NEW HAVEN, Conn. (WTNH) — A man found not guilty of murder by insanity will not be able to leave psychiatric care six years early, according to a decision published Tuesday from the Connecticut Appellate Court.

Vincent Ardizzone, who killed his father in 1991, had appealed to the state court after the Connecticut Psychiatric Security Review Board denied his request to be discharged. The appellate court has upheld that decision due to evidence that he “would constitute a danger to himself or others,” according to the ruling.

That evidence includes testimony from medical professionals, his history of breaking rules and the prediction that he wouldn’t follow his treatment plan if released from care. Other witnesses told the court that he willingly accepted his treatment and knew the importance of taking his medication.

In January 2020 an updated report showed that he was considered clinically stable and had been diagnosed with prostate cancer. The court, however, wrote that it found the other testimony “more compelling.”

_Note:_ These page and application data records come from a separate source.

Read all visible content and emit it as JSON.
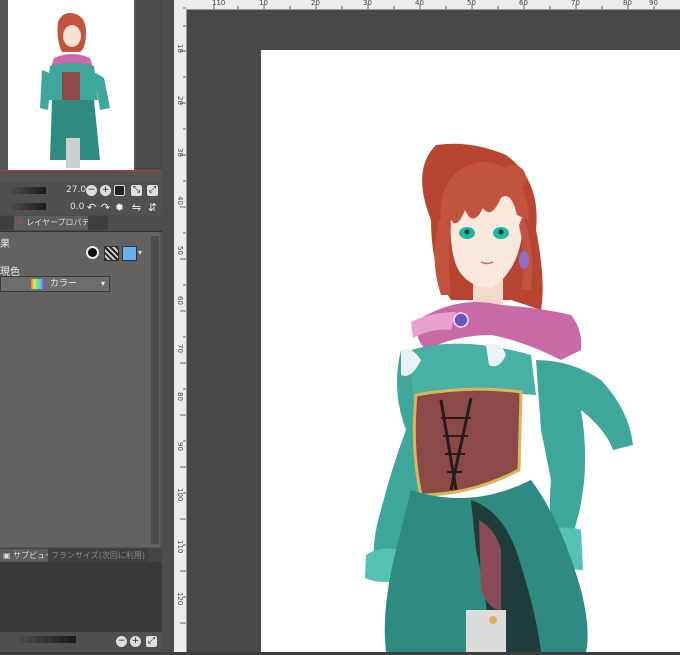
{
  "navigator": {
    "zoom_value": "27.0",
    "rotation_value": "0.0"
  },
  "tabs": {
    "layer_property": "レイヤープロパティ"
  },
  "properties": {
    "effect_label": "果",
    "display_color_label": "現色",
    "color_mode_value": "カラー"
  },
  "bottom_tabs": {
    "subview": "サブビュー",
    "other": "フランサイズ(次回に利用)"
  },
  "rulers": {
    "horizontal_ticks": [
      "110",
      "10",
      "20",
      "30",
      "40",
      "50",
      "60",
      "70",
      "80",
      "90",
      "100"
    ],
    "vertical_ticks": [
      "10",
      "20",
      "30",
      "40",
      "50",
      "60",
      "70",
      "80",
      "90",
      "100",
      "110",
      "120"
    ]
  },
  "icons": {
    "zoom_out": "zoom-out-icon",
    "zoom_in": "zoom-in-icon",
    "fit": "fit-screen-icon",
    "rotate_left": "rotate-left-icon",
    "rotate_right": "rotate-right-icon",
    "reset": "reset-rotation-icon",
    "flip": "flip-icon"
  },
  "colors": {
    "hair": "#c2533f",
    "dress": "#3fa69a",
    "scarf": "#c96aa7",
    "corset": "#8b4a47",
    "accent_red": "#c8332f"
  }
}
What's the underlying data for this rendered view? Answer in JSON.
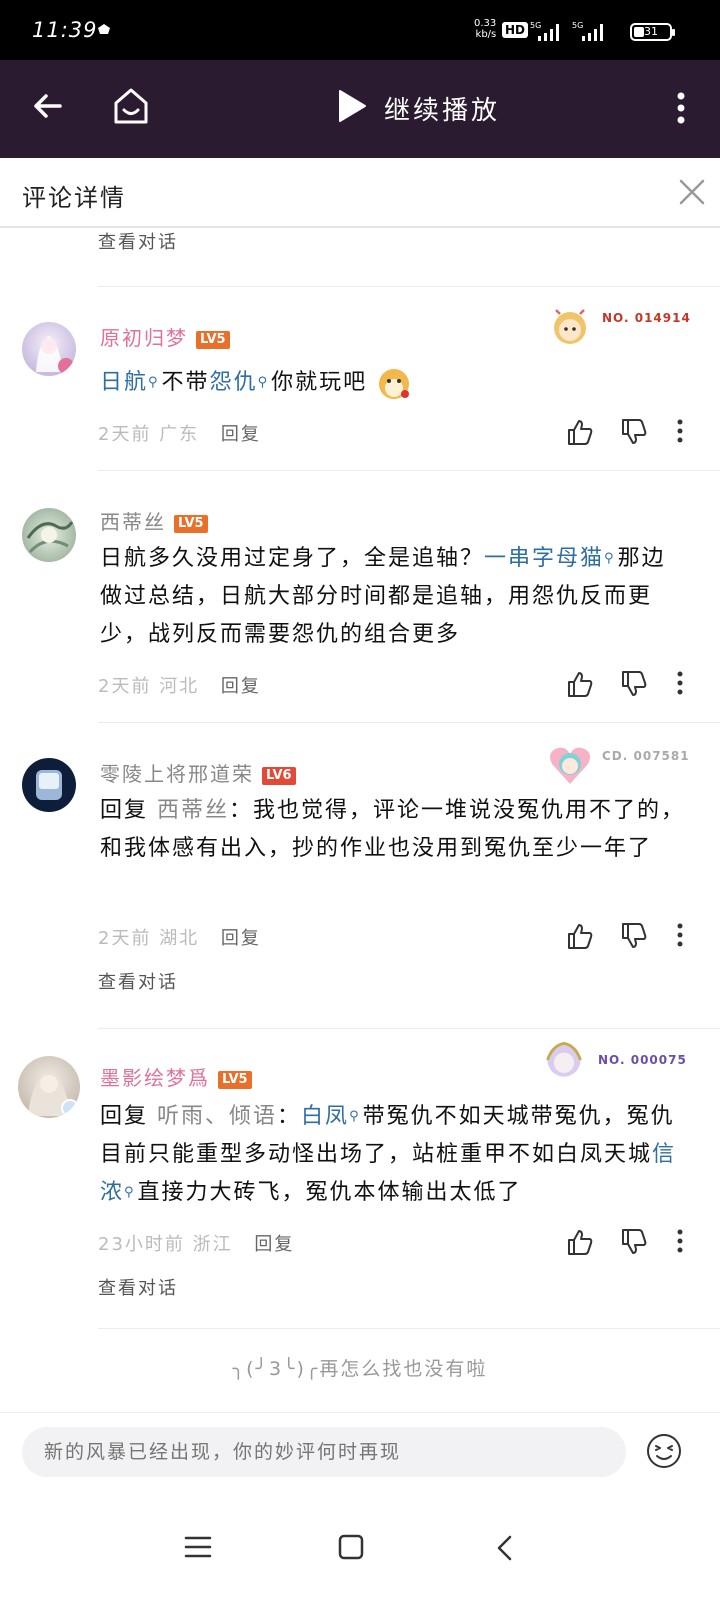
{
  "status_bar": {
    "time": "11:39",
    "net_speed_value": "0.33",
    "net_speed_unit": "kb/s",
    "hd_label": "HD",
    "battery": "31"
  },
  "top_bar": {
    "continue_label": "继续播放"
  },
  "detail_header": {
    "title": "评论详情"
  },
  "top_link": "查看对话",
  "comments": [
    {
      "username": "原初归梦",
      "level": "LV5",
      "badge_no": "NO. 014914",
      "text_parts": [
        "日航",
        "不带",
        "怨仇",
        "你就玩吧"
      ],
      "time": "2天前",
      "region": "广东",
      "reply_label": "回复"
    },
    {
      "username": "西蒂丝",
      "level": "LV5",
      "text_parts": [
        "日航多久没用过定身了，全是追轴？",
        "一串字母猫",
        "那边做过总结，日航大部分时间都是追轴，用怨仇反而更少，战列反而需要怨仇的组合更多"
      ],
      "time": "2天前",
      "region": "河北",
      "reply_label": "回复"
    },
    {
      "username": "零陵上将邢道荣",
      "level": "LV6",
      "badge_no": "CD. 007581",
      "text_parts": [
        "回复",
        "西蒂丝",
        "：我也觉得，评论一堆说没冤仇用不了的，和我体感有出入，抄的作业也没用到冤仇至少一年了"
      ],
      "time": "2天前",
      "region": "湖北",
      "reply_label": "回复",
      "view_dialog": "查看对话"
    },
    {
      "username": "墨影绘梦爲",
      "level": "LV5",
      "badge_no": "NO. 000075",
      "text_parts": [
        "回复",
        "听雨、倾语",
        "：",
        "白凤",
        "带冤仇不如天城带冤仇，冤仇目前只能重型多动怪出场了，站桩重甲不如白凤天城",
        "信浓",
        "直接力大砖飞，冤仇本体输出太低了"
      ],
      "time": "23小时前",
      "region": "浙江",
      "reply_label": "回复",
      "view_dialog": "查看对话"
    }
  ],
  "end_tip": "╮(╯3╰)╭再怎么找也没有啦",
  "input": {
    "placeholder": "新的风暴已经出现，你的妙评何时再现"
  },
  "colors": {
    "topbar_bg": "#2b1b31",
    "pink_name": "#e2709a",
    "link_blue": "#2f6ea3",
    "level_orange": "#e8702a"
  }
}
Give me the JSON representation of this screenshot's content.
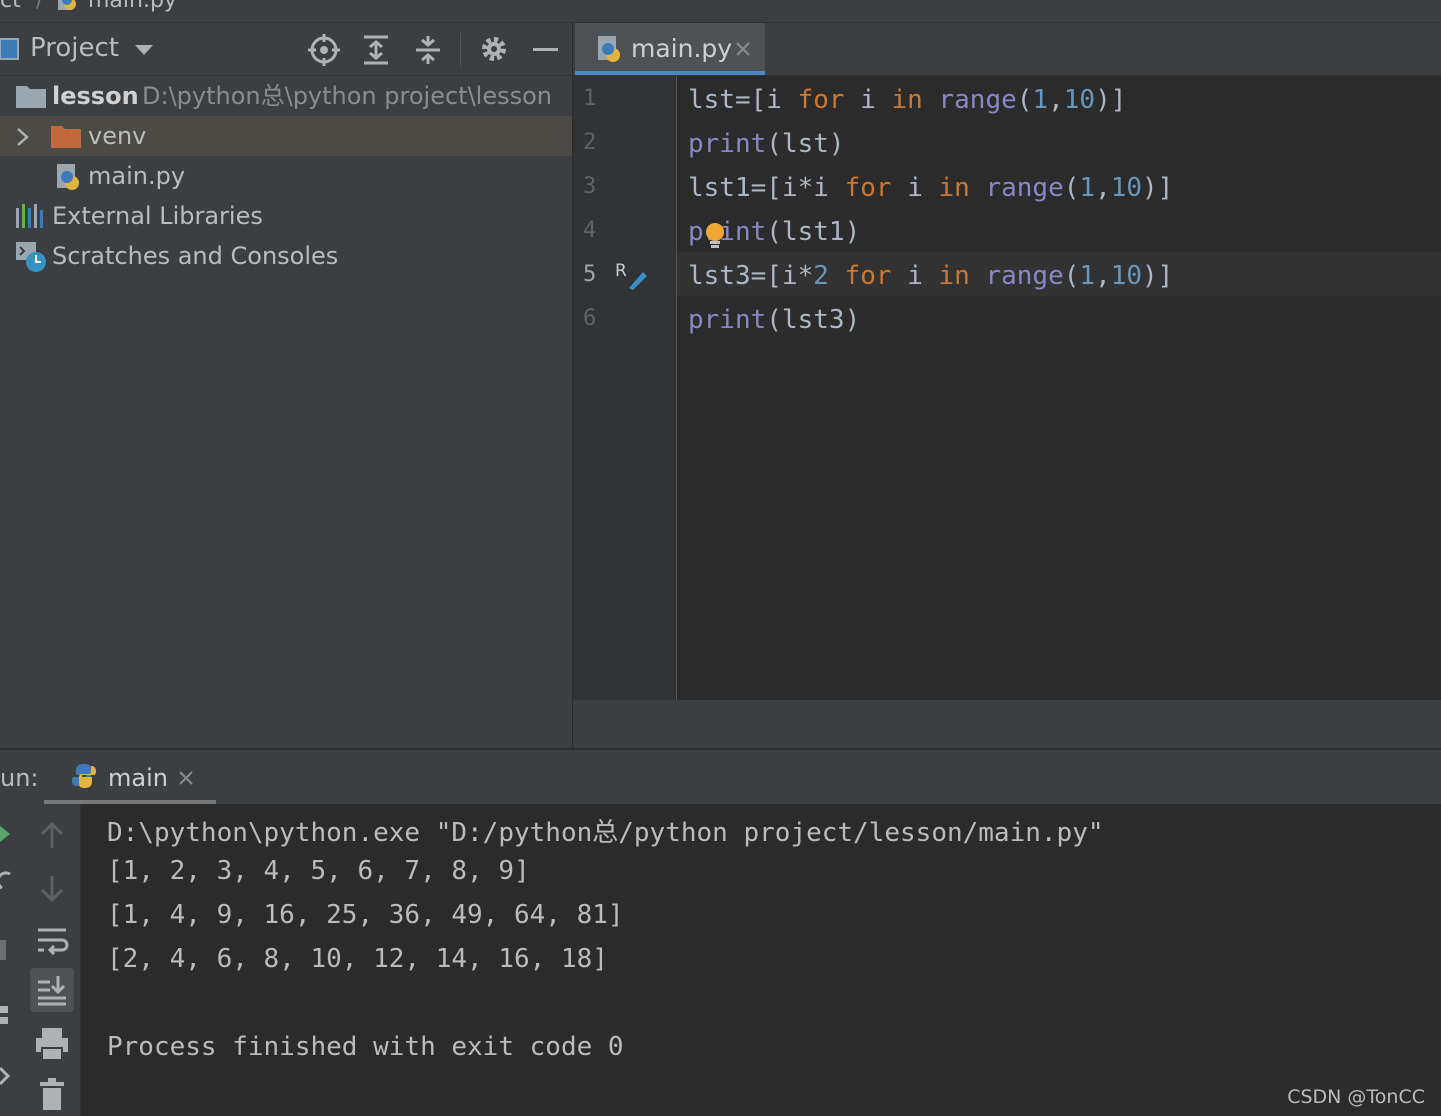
{
  "breadcrumb": {
    "path": "ct",
    "file": "main.py"
  },
  "project_panel": {
    "title": "Project",
    "tree": {
      "root_name": "lesson",
      "root_path": "D:\\python总\\python project\\lesson",
      "venv": "venv",
      "main_file": "main.py",
      "external_libraries": "External Libraries",
      "scratches": "Scratches and Consoles"
    }
  },
  "editor": {
    "tab_label": "main.py",
    "line_numbers": [
      "1",
      "2",
      "3",
      "4",
      "5",
      "6"
    ],
    "code_lines": [
      "lst=[i for i in range(1,10)]",
      "print(lst)",
      "lst1=[i*i for i in range(1,10)]",
      "print(lst1)",
      "lst3=[i*2 for i in range(1,10)]",
      "print(lst3)"
    ]
  },
  "run_panel": {
    "label": "un:",
    "tab": "main",
    "output": [
      "D:\\python\\python.exe \"D:/python总/python project/lesson/main.py\"",
      "[1, 2, 3, 4, 5, 6, 7, 8, 9]",
      "[1, 4, 9, 16, 25, 36, 49, 64, 81]",
      "[2, 4, 6, 8, 10, 12, 14, 16, 18]",
      "",
      "Process finished with exit code 0"
    ]
  },
  "watermark": "CSDN @TonCC",
  "colors": {
    "keyword": "#cc7832",
    "builtin": "#8888c6",
    "number": "#6897bb",
    "accent": "#4a88c7",
    "folder": "#c0693b"
  }
}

The case was argued in February and initially brought in the Ansonia-Milford judicial district.

Ardizzone argued that “there is no evidence in the record to support the court’s finding that he suffered from a qualifying mental illness that caused him to be a danger to himself or others,” according to the ruling.

He killed his father in November 1991 because Ardizzone believed his father was sexually assaulting a child, according to court records. He was found not guilty by reason of mental disease or defect in 1993, and ordered to be committed for 35 years. He had been diagnosed with schizophrenia, was experiencing psychotic symptoms, was abusing alcohol and not following treatment. He was set to be released in 2028.

He was initially housed in a maximum security facility. Over the next few decades, he oscillated between facilities that have different levels of restrictions. He has gone through periods of taking medication and being compliant with treatment, to denying that he had schizophrenia, experiencing psychosis, breaking rules, denying that he had committed a crime and having “sexual improprieties.”

According to court records, he has made harassing phone calls to a romantic partner, racked up thousands of dollars in debt and had gambling, tobacco use and alcohol use disorders.